|Title:||Roads to ruin: conservation threats to a sentinel species across an urban gradient|
|Author:||Blake E. Feist, E. Buhle, D. H. Baldwin, J. A. Spromberg, Steve Damm, J. W. Davis, N. L. Scholz|
Urbanization poses a global challenge to species conservation. This is primarily understood in terms of physical habitat loss, as agricultural and forested lands are replaced with urban infrastructure. However, aquatic habitats are also chemically degraded by urban development, often in the form of toxic stormwater runoff. Here we assess threats of urbanization to coho salmon throughout developed areas of the Puget Sound Basin in Washington State, USA. Puget Sound coho are a sentinel species for freshwater communities and also a species of concern under the U.S. Endangered Species Act. Previous studies have demonstrated that stormwater runoff is unusually lethal to adult coho that return to spawn each year in urban watersheds. To further explore the relationship between land use and recurrent coho die-offs, we measured mortality rates in field surveys of 51 spawning sites across an urban gradient. We then used spatial analyses to measure landscape attributes (land use and land cover, human population density, roadways, traffic intensity, etc.) and climatic variables (annual summer and fall precipitation) associated with each site. Structural equation modeling revealed a latent urbanization gradient that was associated with road density and traffic intensity, among other variables, and positively related to coho mortality. Across years within sites, mortality increased with summer and fall precipitation, but the effect of rainfall was strongest in the least developed areas and was essentially neutral in the most urbanized streams. We used the best-supported structural equation model to generate a predictive mortality risk map for the entire Puget Sound Basin. This map indicates an ongoing and widespread loss of spawners across much of the Puget Sound population segment, particularly within the major regional north-south corridor for transportation and development. Our findings identify current and future urbanization-related threats to wild coho, and show where green infrastructure and similar clean water strategies could prove most useful for promoting species conservation and recovery.
|Theme:||Habitats to Support Sustainable Fisheries and Recovered Populations|
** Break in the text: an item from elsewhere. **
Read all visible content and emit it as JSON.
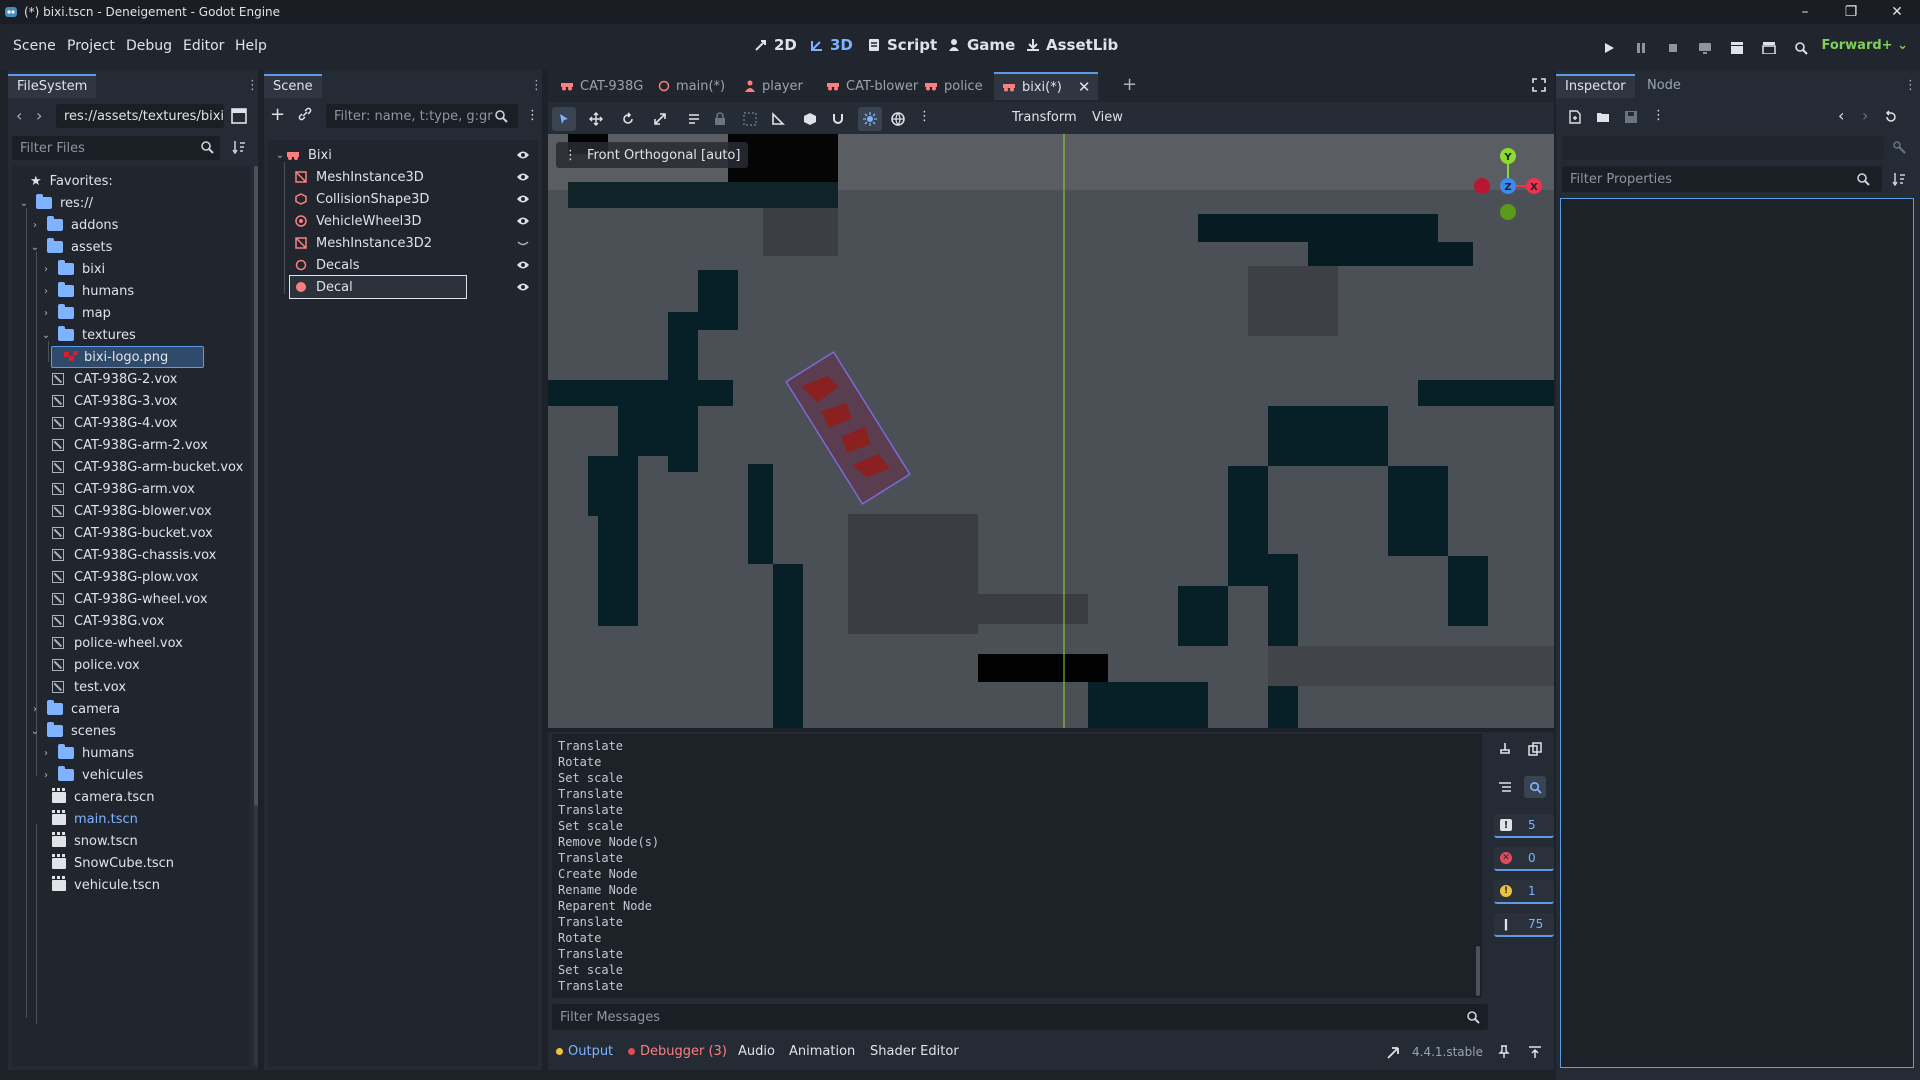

Characterize relationships between habitat and ecosystem processes, climate variation, and the viability of organisms.
Characterize the interaction of human use and habitat distribution, quantity and quality.